(Recorded data)
* * *

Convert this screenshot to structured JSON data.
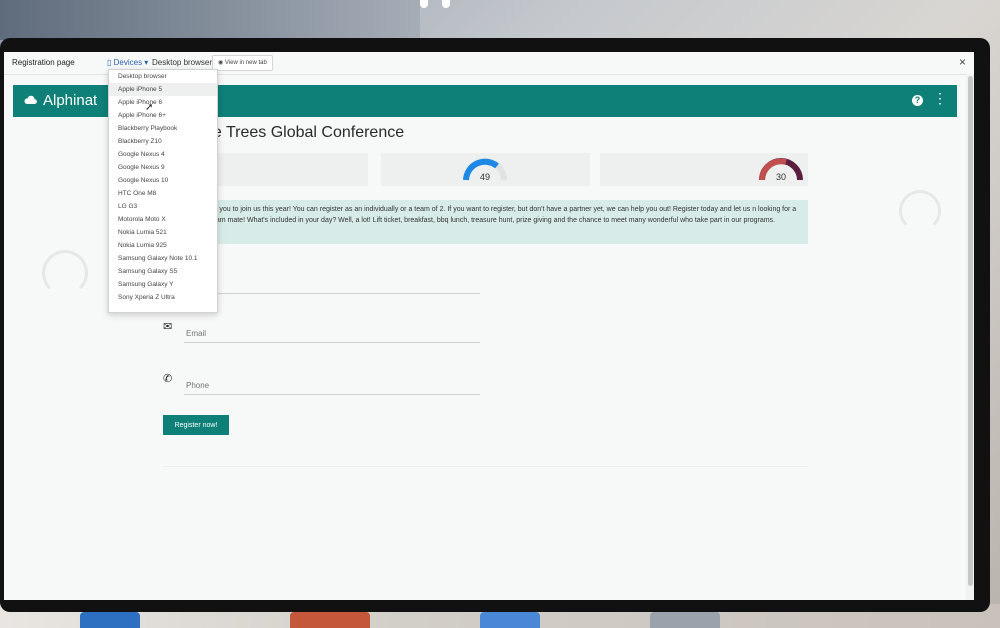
{
  "window": {
    "title": "Registration page",
    "devices_label": "Devices",
    "current_device": "Desktop browser",
    "preview_label": "View in new tab",
    "close_glyph": "×"
  },
  "device_menu": {
    "items": [
      "Desktop browser",
      "Apple iPhone 5",
      "Apple iPhone 6",
      "Apple iPhone 6+",
      "Blackberry Playbook",
      "Blackberry Z10",
      "Google Nexus 4",
      "Google Nexus 9",
      "Google Nexus 10",
      "HTC One M8",
      "LG G3",
      "Motorola Moto X",
      "Nokia Lumia 521",
      "Nokia Lumia 925",
      "Samsung Galaxy Note 10.1",
      "Samsung Galaxy S5",
      "Samsung Galaxy Y",
      "Sony Xperia Z Ultra"
    ],
    "highlighted_index": 1
  },
  "app": {
    "brand": "Alphinat",
    "brand_color": "#0e8077",
    "help_glyph": "?",
    "more_glyph": "⋮"
  },
  "page": {
    "title": "he Trees Global Conference",
    "gauges": [
      {
        "value": "49",
        "color": "#1e88e5"
      },
      {
        "value": "30",
        "color": "#c0504d"
      }
    ],
    "info_text": "ve you to join us this year! You can register as an individually or a team of 2. If you want to register, but don't have a partner yet, we can help you out! Register today and let us n looking for a team mate! What's included in your day? Well, a lot! Lift ticket, breakfast, bbq lunch, treasure hunt, prize giving and the chance to meet many wonderful who take part in our programs.",
    "email_placeholder": "Email",
    "phone_placeholder": "Phone",
    "register_label": "Register now!"
  }
}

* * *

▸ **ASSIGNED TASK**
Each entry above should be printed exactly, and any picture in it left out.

▸ **YOUR SOLUTION**
Convert this screenshot to structured JSON data.
{
  "window": {
    "title": "Registration page",
    "devices_label": "Devices",
    "current_device": "Desktop browser",
    "preview_label": "View in new tab",
    "close_glyph": "×"
  },
  "device_menu": {
    "items": [
      "Desktop browser",
      "Apple iPhone 5",
      "Apple iPhone 6",
      "Apple iPhone 6+",
      "Blackberry Playbook",
      "Blackberry Z10",
      "Google Nexus 4",
      "Google Nexus 9",
      "Google Nexus 10",
      "HTC One M8",
      "LG G3",
      "Motorola Moto X",
      "Nokia Lumia 521",
      "Nokia Lumia 925",
      "Samsung Galaxy Note 10.1",
      "Samsung Galaxy S5",
      "Samsung Galaxy Y",
      "Sony Xperia Z Ultra"
    ],
    "highlighted_index": 1
  },
  "app": {
    "brand": "Alphinat",
    "brand_color": "#0e8077",
    "help_glyph": "?",
    "more_glyph": "⋮"
  },
  "page": {
    "title": "he Trees Global Conference",
    "gauges": [
      {
        "value": "49",
        "color": "#1e88e5"
      },
      {
        "value": "30",
        "color": "#c0504d"
      }
    ],
    "info_text": "ve you to join us this year! You can register as an individually or a team of 2. If you want to register, but don't have a partner yet, we can help you out! Register today and let us n looking for a team mate! What's included in your day? Well, a lot! Lift ticket, breakfast, bbq lunch, treasure hunt, prize giving and the chance to meet many wonderful who take part in our programs.",
    "email_placeholder": "Email",
    "phone_placeholder": "Phone",
    "register_label": "Register now!"
  }
}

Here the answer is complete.